Maybe my predictions are wrong. Perhaps your friend will not be offended by your over-protectiveness or your questioning his ethics. Maybe he will even agree with you about your concerns. Or perhaps he will be offended but not so much that he would decide to sever or down-grade your friendship.

Is your over-protectiveness or loss of respect for him enough that _you_ would sever or down-grade the friendship? Are you afraid of the guilt that might come from that decision? Are you hoping that by confronting him, he'll take the decision out of your hands and leave you guilt-freely relieved?

PaciMama said...

Isn't there a law now that if you are infected, that you must tell previous partners?

Good luck, OP. I totally agree, I would not be willing to take any risk with my child, whatsoever, even as much as I loved my friend.

Anonymous said...

I suggest that you talk to them in person because what you wrote said "ick!! don't come near us!!" on soooo many levels. It sounded like there was no empathy or concern for your friend, even though you try to position it that way (which is very manipulative). Be truthful, you are scared of maintaining a relationship with this person. Just be honest and break the relationship instead of pretending to care when you're really disgusted. Anon@7:28am sounded more concerned about her BIL than you do about your friend. Take note.

Delphine said...

Wow, give her a break, she just found out and she thinks of her kids, it doens't mean that suddenly she's lost respect for her friend !

One of the persons I love the most in the world is HIV positive and he is very very careful about hygiene, but in a really discreet way, and I almost never think about any risk. I was never frightened of having contact with him, but perhaps that's because he's been careful enough. If he went about the house drinking in my kids's glasses, perhaps I would have some concerns too... Maybe her friend is not used yet to his condition and sometimes forget the elementary precautions.
Good luck to you, OP and to your friend !

Anonymous said...

I have worked in HIV/AIDS organizations. I have had dear friends who are HIV positive. I also have a 2-year-old that I am absurdly over-protective of. And I think the OP is totally off-base.

The chances of transmission in the way she describes are a lot less than remote. She takes more risks with her kids by getting into a car with them and getting on a highway.

I think this is a whole lot of bigotry amd ignorance disguised as concern. And it's not a very compassionate way to treat someone who is experiencing a very difficult period in his life.

Anonymous said...

If I got such a letter from a "friend," I'd say, "I'm sorry you believe I have put your child at risk. It will probably make you feel better if we avoid all contact.

Goodbye."

Anonymous said...

Not too sure how this works, but both of these seem to be very valid concerns- the first, someone needs to tell the ex. And the second is equally important, both for your children and for your friend... Hope you find a way to let this out to your friend, and walk with him positively..

Anonymous said...

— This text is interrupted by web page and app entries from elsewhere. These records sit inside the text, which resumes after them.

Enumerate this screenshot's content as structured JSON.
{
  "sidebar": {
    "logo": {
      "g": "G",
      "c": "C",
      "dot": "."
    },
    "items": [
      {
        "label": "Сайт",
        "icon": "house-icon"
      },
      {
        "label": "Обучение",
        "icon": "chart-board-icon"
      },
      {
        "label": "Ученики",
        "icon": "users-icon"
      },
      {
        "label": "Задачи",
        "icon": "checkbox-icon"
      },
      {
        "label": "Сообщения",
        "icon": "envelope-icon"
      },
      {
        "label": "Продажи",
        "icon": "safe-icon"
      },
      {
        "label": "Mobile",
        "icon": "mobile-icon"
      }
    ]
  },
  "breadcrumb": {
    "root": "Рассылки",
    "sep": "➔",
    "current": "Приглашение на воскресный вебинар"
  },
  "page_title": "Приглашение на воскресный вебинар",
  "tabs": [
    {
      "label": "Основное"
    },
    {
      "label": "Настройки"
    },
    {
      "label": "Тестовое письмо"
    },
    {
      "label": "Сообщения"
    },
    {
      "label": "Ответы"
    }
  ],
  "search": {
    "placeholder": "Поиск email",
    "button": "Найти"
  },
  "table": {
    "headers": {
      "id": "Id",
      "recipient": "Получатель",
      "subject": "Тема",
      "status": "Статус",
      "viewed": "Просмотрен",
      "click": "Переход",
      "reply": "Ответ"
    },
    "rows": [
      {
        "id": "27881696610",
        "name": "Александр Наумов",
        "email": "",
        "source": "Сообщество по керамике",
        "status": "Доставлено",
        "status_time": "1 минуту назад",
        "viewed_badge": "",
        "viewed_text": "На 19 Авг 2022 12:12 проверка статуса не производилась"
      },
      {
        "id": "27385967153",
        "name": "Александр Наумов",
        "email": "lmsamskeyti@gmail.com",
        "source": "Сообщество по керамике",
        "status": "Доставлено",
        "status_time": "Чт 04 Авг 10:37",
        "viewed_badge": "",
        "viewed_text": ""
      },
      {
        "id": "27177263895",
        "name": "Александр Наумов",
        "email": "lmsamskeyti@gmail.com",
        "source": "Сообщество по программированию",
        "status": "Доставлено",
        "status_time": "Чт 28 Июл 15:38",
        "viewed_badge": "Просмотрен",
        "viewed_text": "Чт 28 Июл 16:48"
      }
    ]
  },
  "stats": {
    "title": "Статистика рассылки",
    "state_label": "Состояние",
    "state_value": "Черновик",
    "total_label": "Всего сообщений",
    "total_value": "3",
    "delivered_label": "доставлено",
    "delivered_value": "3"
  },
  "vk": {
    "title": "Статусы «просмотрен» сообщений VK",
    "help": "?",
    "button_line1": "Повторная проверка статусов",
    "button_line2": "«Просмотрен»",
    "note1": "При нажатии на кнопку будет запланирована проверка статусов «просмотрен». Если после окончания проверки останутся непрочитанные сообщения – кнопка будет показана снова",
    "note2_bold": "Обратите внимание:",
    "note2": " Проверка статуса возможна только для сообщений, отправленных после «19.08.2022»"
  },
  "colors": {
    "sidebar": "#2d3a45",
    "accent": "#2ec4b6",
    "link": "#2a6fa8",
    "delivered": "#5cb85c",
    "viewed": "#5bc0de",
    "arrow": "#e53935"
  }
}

I work as a psychotherapist in an HIV clinic, and while I do think that perhaps you may be a little overprotective of your child and not completely understand the means of transmission, I also understand that many parents have rules about who their child may share drinks with that have nothing to do with health...so change your rules if you want, but be careful not to blame as you do so.
Second, I know that you want to protect the ex-partner, but a new diagnosis is scary and there are so many complex feelings and fears associated with disclosing one's status. In my state, there are anonymous systems in place through the department of public health. If you know of similar systems in your state, you might consider encouraging your friend to utilize these avenues if he is afraid of open disclosure. Please remember, though, it is his right who he chooses to disclose with, and in fact it is illegal to for you or anyone besides him to disclose his status to anyone else without his permission.